By terracing and intercropping, they have put an end to the erosion of their land and by capturing the manure of domestic animals and using it as organic fertilizer on their conservation agriculture plots, their corn yield has increased from two tons per hectare to seven. As a result, their two oldest children are now at university in Jakarta, which they could not afford previously.
The technique promoted by FAO through local implementation partner the Independent Farmer Partners Foundation (YMTM) has now been mainstreamed and made accessible to all farmers cultivating marginal lands, according to Oliva Monika, Head of the Ministry of Agriculture’s Nagekeo District Office.
The district has around 21,000 farmers and around 10% work on marginal land.
Amandus Buiu, a small-scale farmer in Wolowae, previously could only plant rice on his one-acre plot, which often gets flooded. By introducing small drainage canals and intercropping corn with beans, his flat plot with a slope of around 2% has transformed into an area that provides enough shade, moisture, and natural fertilizer from leaves in the soil for both plants to thrive.
He has also kept a rice paddy at the end of his plot closest to the creek. Farmers have moved from slash-and-burn agriculture and shifting cultivation to permanent farming, increasing their income and benefiting the environment.

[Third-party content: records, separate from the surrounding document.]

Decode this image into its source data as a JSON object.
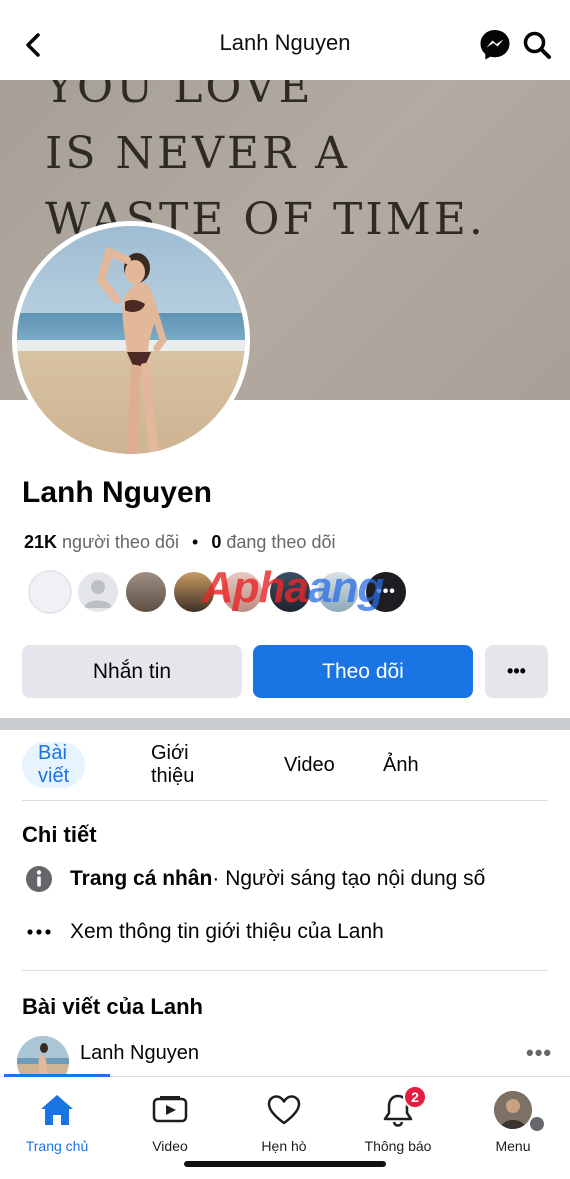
{
  "header": {
    "title": "Lanh Nguyen"
  },
  "cover": {
    "lines": [
      "YOU LOVE",
      "IS NEVER A",
      "WASTE OF TIME."
    ]
  },
  "profile": {
    "name": "Lanh Nguyen",
    "followers_count": "21K",
    "followers_label": "người theo dõi",
    "following_count": "0",
    "following_label": "đang theo dõi",
    "more_followers": "•••"
  },
  "watermark": {
    "part1": "Apha",
    "part2": "ang"
  },
  "actions": {
    "message": "Nhắn tin",
    "follow": "Theo dõi",
    "more": "•••"
  },
  "tabs": [
    {
      "label": "Bài viết",
      "active": true
    },
    {
      "label": "Giới thiệu",
      "active": false
    },
    {
      "label": "Video",
      "active": false
    },
    {
      "label": "Ảnh",
      "active": false
    }
  ],
  "details": {
    "title": "Chi tiết",
    "page_type_bold": "Trang cá nhân",
    "page_type_rest": " · Người sáng tạo nội dung số",
    "see_about": "Xem thông tin giới thiệu của Lanh"
  },
  "posts": {
    "title": "Bài viết của Lanh",
    "author": "Lanh Nguyen",
    "more": "•••"
  },
  "bottom_nav": [
    {
      "label": "Trang chủ",
      "icon": "home-icon",
      "active": true
    },
    {
      "label": "Video",
      "icon": "video-icon",
      "active": false
    },
    {
      "label": "Hẹn hò",
      "icon": "heart-icon",
      "active": false
    },
    {
      "label": "Thông báo",
      "icon": "bell-icon",
      "active": false,
      "badge": "2"
    },
    {
      "label": "Menu",
      "icon": "avatar",
      "active": false
    }
  ],
  "colors": {
    "accent": "#1b74e4",
    "badge": "#e41e3f",
    "tab_active_bg": "#e7f3ff"
  }
}
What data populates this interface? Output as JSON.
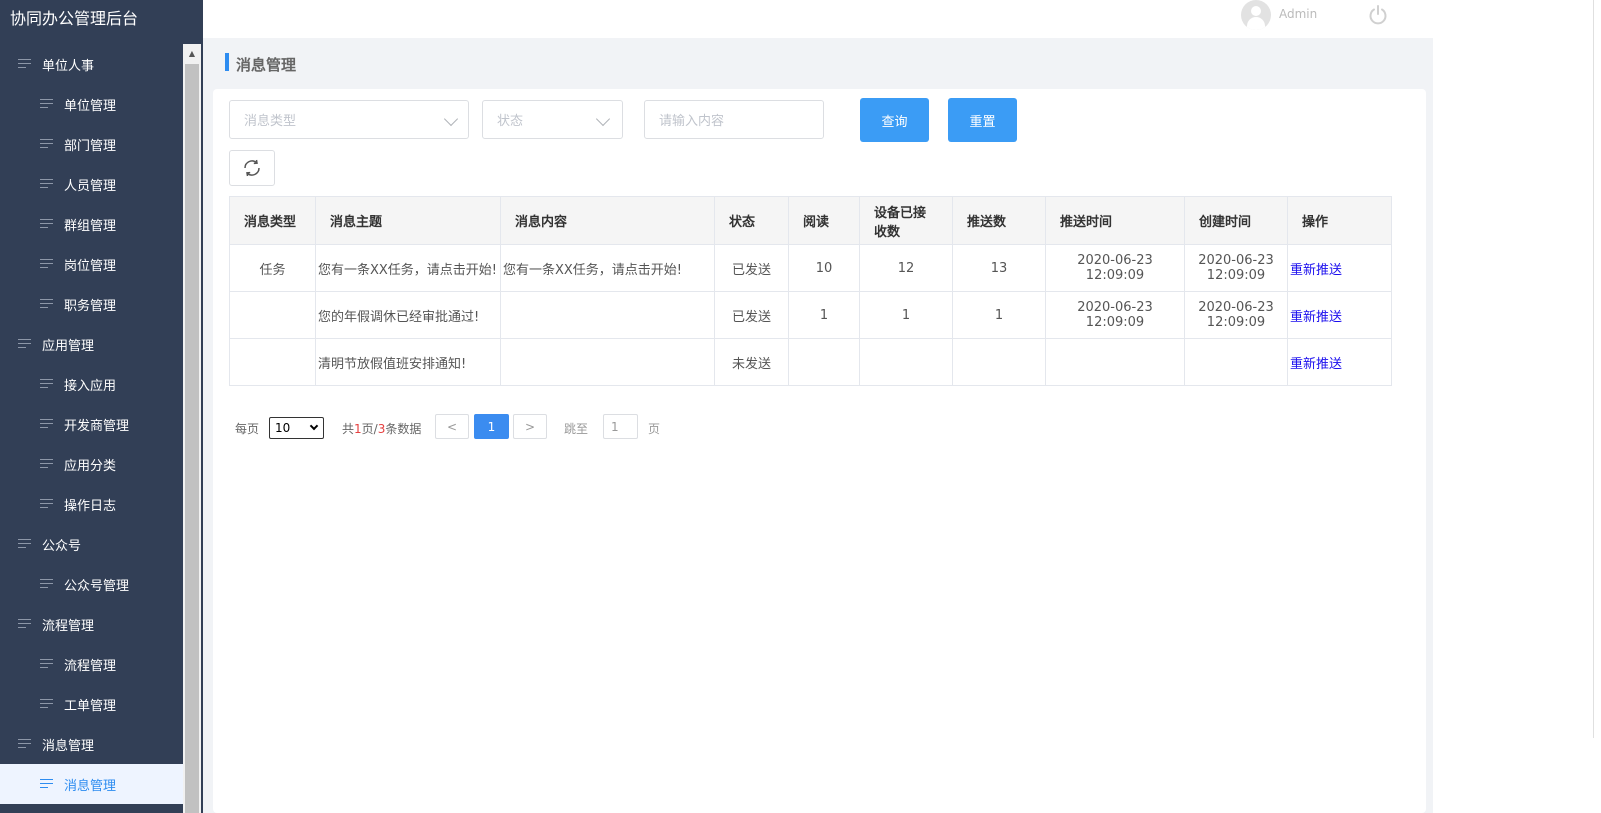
{
  "app": {
    "title": "协同办公管理后台"
  },
  "user": {
    "name": "Admin"
  },
  "sidebar": {
    "items": [
      {
        "label": "单位人事",
        "level": 1
      },
      {
        "label": "单位管理",
        "level": 2
      },
      {
        "label": "部门管理",
        "level": 2
      },
      {
        "label": "人员管理",
        "level": 2
      },
      {
        "label": "群组管理",
        "level": 2
      },
      {
        "label": "岗位管理",
        "level": 2
      },
      {
        "label": "职务管理",
        "level": 2
      },
      {
        "label": "应用管理",
        "level": 1
      },
      {
        "label": "接入应用",
        "level": 2
      },
      {
        "label": "开发商管理",
        "level": 2
      },
      {
        "label": "应用分类",
        "level": 2
      },
      {
        "label": "操作日志",
        "level": 2
      },
      {
        "label": "公众号",
        "level": 1
      },
      {
        "label": "公众号管理",
        "level": 2
      },
      {
        "label": "流程管理",
        "level": 1
      },
      {
        "label": "流程管理",
        "level": 2
      },
      {
        "label": "工单管理",
        "level": 2
      },
      {
        "label": "消息管理",
        "level": 1
      },
      {
        "label": "消息管理",
        "level": 2,
        "active": true
      }
    ]
  },
  "page": {
    "title": "消息管理"
  },
  "filters": {
    "type_placeholder": "消息类型",
    "status_placeholder": "状态",
    "content_placeholder": "请输入内容",
    "query_label": "查询",
    "reset_label": "重置"
  },
  "table": {
    "columns": [
      "消息类型",
      "消息主题",
      "消息内容",
      "状态",
      "阅读",
      "设备已接收数",
      "推送数",
      "推送时间",
      "创建时间",
      "操作"
    ],
    "rows": [
      {
        "type": "任务",
        "subject": "您有一条XX任务，请点击开始!",
        "content": "您有一条XX任务，请点击开始!",
        "status": "已发送",
        "read": "10",
        "received": "12",
        "pushed": "13",
        "push_time": "2020-06-23 12:09:09",
        "create_time": "2020-06-23 12:09:09",
        "action": "重新推送"
      },
      {
        "type": "",
        "subject": "您的年假调休已经审批通过!",
        "content": "",
        "status": "已发送",
        "read": "1",
        "received": "1",
        "pushed": "1",
        "push_time": "2020-06-23 12:09:09",
        "create_time": "2020-06-23 12:09:09",
        "action": "重新推送"
      },
      {
        "type": "",
        "subject": "清明节放假值班安排通知!",
        "content": "",
        "status": "未发送",
        "read": "",
        "received": "",
        "pushed": "",
        "push_time": "",
        "create_time": "",
        "action": "重新推送"
      }
    ]
  },
  "pagination": {
    "per_page_label": "每页",
    "per_page_value": "10",
    "total_prefix": "共",
    "total_pages": "1",
    "total_mid": "页/",
    "total_records": "3",
    "total_suffix": "条数据",
    "prev": "<",
    "current": "1",
    "next": ">",
    "jump_label": "跳至",
    "jump_value": "1",
    "page_unit": "页"
  }
}
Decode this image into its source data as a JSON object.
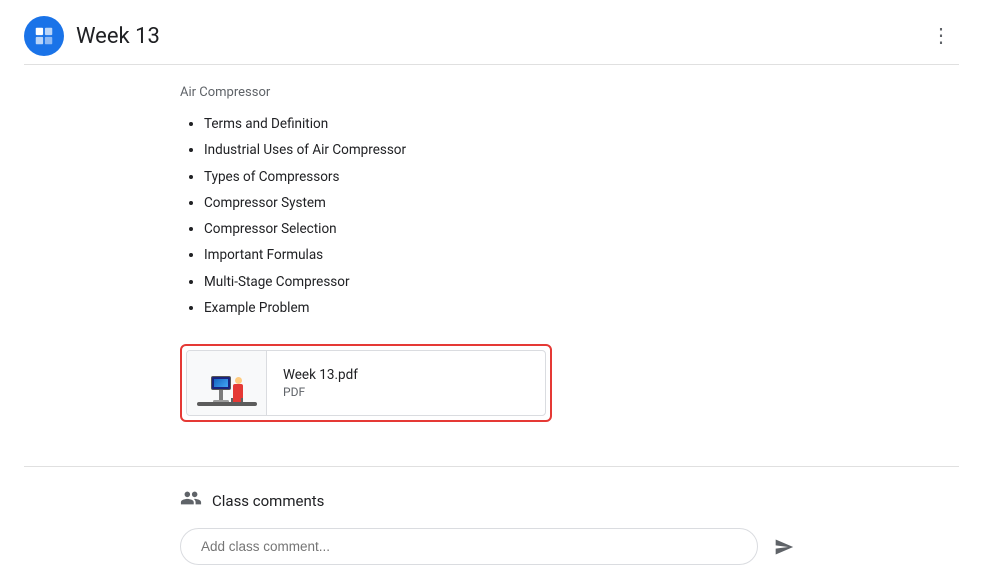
{
  "header": {
    "title": "Week 13",
    "app_icon_label": "📋",
    "more_options_label": "⋮"
  },
  "content": {
    "section_label": "Air Compressor",
    "bullet_items": [
      "Terms and Definition",
      "Industrial Uses of Air Compressor",
      "Types of Compressors",
      "Compressor System",
      "Compressor Selection",
      "Important Formulas",
      "Multi-Stage Compressor",
      "Example Problem"
    ]
  },
  "pdf_card": {
    "filename": "Week 13.pdf",
    "type": "PDF"
  },
  "comments": {
    "section_label": "Class comments",
    "input_placeholder": "Add class comment..."
  }
}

“The methods we introduce – and our local partners help the farmers implement – conserve the land and resources while increasing yields and incomes,” said Wayan Tambun, National Program Officer at FAO Indonesia.
In another marginal area, Rendubutowe, where high elevation means much lower rainfall, FAO partners World Neighbors and VECO Indonesia have introduced the idea of terracing and the use of hedgerows to conserve soil and water and planting trees to minimize water run-offs in the rainy season and limit water shortages in the dry season.
As a result of the new practices, the land in many areas is now covered by forests, providing natural erosion and flood control, carbon storage, and giving rise to new water springs.
Life has improved for the farmers who participate in the program. Inheriting marginal land is no longer a curse, Mr. We’e says. Now he can even think of taking a trip outside the province, he added: “With our older children now in Jakarta, we hope we can go and visit them.”